**RECORD EXTRACTS**.
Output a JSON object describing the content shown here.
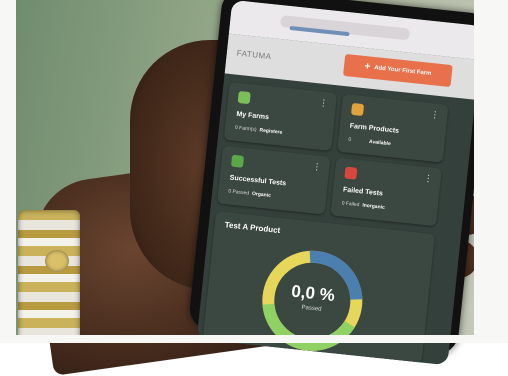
{
  "app": {
    "user_name": "FATUMA",
    "add_farm_button": "Add Your First Farm"
  },
  "cards": {
    "farms": {
      "title": "My Farms",
      "count": "0 Farm(s)",
      "status": "Registere"
    },
    "products": {
      "title": "Farm Products",
      "count": "0",
      "status": "Available"
    },
    "successful": {
      "title": "Successful Tests",
      "count": "0 Passed",
      "status": "Organic"
    },
    "failed": {
      "title": "Failed Tests",
      "count": "0 Failed",
      "status": "Inorganic"
    }
  },
  "test_product": {
    "title": "Test A Product",
    "percent_text": "0,0 %",
    "label": "Passed",
    "passed_fraction": 0.0
  },
  "colors": {
    "accent_orange": "#e8704a",
    "card_bg": "#3b4741",
    "screen_bg": "#34403b",
    "gauge_green": "#8fd163",
    "gauge_yellow": "#e6d75a",
    "gauge_blue": "#4a7fb0",
    "farms_icon": "#7bbf5a",
    "products_icon": "#e0a33a",
    "success_icon": "#5aa84a",
    "failed_icon": "#d9463e"
  },
  "icons": {
    "farms": "leaf-icon",
    "products": "box-icon",
    "successful": "check-icon",
    "failed": "x-icon",
    "menu": "more-vertical-icon",
    "add": "plus-icon"
  }
}
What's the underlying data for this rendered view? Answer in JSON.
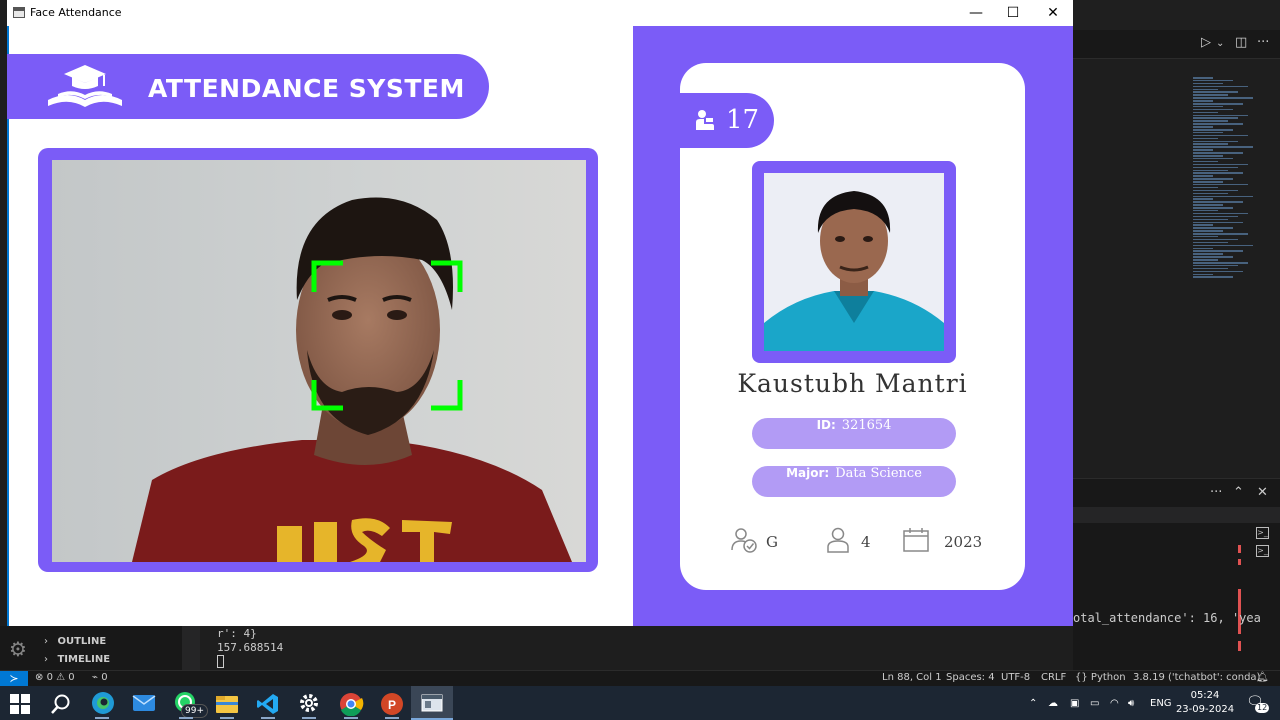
{
  "window": {
    "title": "Face Attendance",
    "minimize": "—",
    "maximize": "☐",
    "close": "✕"
  },
  "app": {
    "header_title": "ATTENDANCE SYSTEM",
    "student": {
      "total_attendance": "17",
      "name": "Kaustubh Mantri",
      "id_label": "ID:",
      "id_value": "321654",
      "major_label": "Major:",
      "major_value": "Data Science",
      "standing": "G",
      "year": "4",
      "starting_year": "2023"
    },
    "colors": {
      "accent": "#7b5cf7",
      "pill": "#b29bf5",
      "face_box": "#00ff00"
    }
  },
  "vscode": {
    "sidebar": {
      "outline": "OUTLINE",
      "timeline": "TIMELINE"
    },
    "terminal": {
      "line1": "r': 4}",
      "line2": "157.688514",
      "right_text": "otal_attendance': 16, 'yea"
    },
    "status": {
      "errors": "0",
      "warnings": "0",
      "ports": "0",
      "position": "Ln 88, Col 1",
      "spaces": "Spaces: 4",
      "encoding": "UTF-8",
      "eol": "CRLF",
      "language": "Python",
      "interpreter": "3.8.19 ('tchatbot': conda)"
    }
  },
  "taskbar": {
    "whatsapp_badge": "99+",
    "language": "ENG",
    "time": "05:24",
    "date": "23-09-2024",
    "notifications": "12"
  }
}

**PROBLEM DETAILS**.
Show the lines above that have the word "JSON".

**TASK ANSWER**.
Output a JSON object describing the content shown here.
What's the underlying data for this rendered view? Answer in JSON.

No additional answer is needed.